## What is needed
This exercise asks for a copy of each line in the records below with the word "entries" in it.
━━━━━━━━━━
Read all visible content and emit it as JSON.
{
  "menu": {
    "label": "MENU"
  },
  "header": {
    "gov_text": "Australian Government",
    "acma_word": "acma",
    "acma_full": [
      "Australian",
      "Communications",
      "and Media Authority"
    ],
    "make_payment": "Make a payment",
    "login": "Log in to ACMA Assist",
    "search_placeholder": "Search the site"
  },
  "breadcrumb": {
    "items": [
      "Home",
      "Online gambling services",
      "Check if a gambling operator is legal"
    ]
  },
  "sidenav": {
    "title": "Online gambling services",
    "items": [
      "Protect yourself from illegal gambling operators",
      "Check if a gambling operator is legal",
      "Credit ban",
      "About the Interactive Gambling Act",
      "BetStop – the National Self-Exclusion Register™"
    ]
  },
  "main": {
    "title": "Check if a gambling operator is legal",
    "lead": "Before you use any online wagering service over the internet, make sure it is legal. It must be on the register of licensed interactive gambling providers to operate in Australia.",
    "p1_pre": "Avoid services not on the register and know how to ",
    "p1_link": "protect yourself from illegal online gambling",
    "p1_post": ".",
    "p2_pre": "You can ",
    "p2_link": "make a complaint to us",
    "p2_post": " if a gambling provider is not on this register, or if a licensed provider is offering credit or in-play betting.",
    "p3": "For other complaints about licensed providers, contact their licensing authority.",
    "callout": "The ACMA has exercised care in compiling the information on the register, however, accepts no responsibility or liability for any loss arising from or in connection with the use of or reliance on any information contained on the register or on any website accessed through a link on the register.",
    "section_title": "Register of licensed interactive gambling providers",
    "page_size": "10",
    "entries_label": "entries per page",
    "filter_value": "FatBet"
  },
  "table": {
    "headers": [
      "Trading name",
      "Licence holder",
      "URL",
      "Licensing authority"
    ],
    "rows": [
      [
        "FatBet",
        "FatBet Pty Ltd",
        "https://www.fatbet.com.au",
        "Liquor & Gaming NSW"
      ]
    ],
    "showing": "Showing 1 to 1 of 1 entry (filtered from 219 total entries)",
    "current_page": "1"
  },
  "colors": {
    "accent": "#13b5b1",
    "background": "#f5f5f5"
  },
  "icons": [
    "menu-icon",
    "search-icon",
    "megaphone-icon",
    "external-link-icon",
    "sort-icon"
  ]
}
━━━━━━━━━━
## Your solution
    "entries_label": "entries per page",
    "showing": "Showing 1 to 1 of 1 entry (filtered from 219 total entries)",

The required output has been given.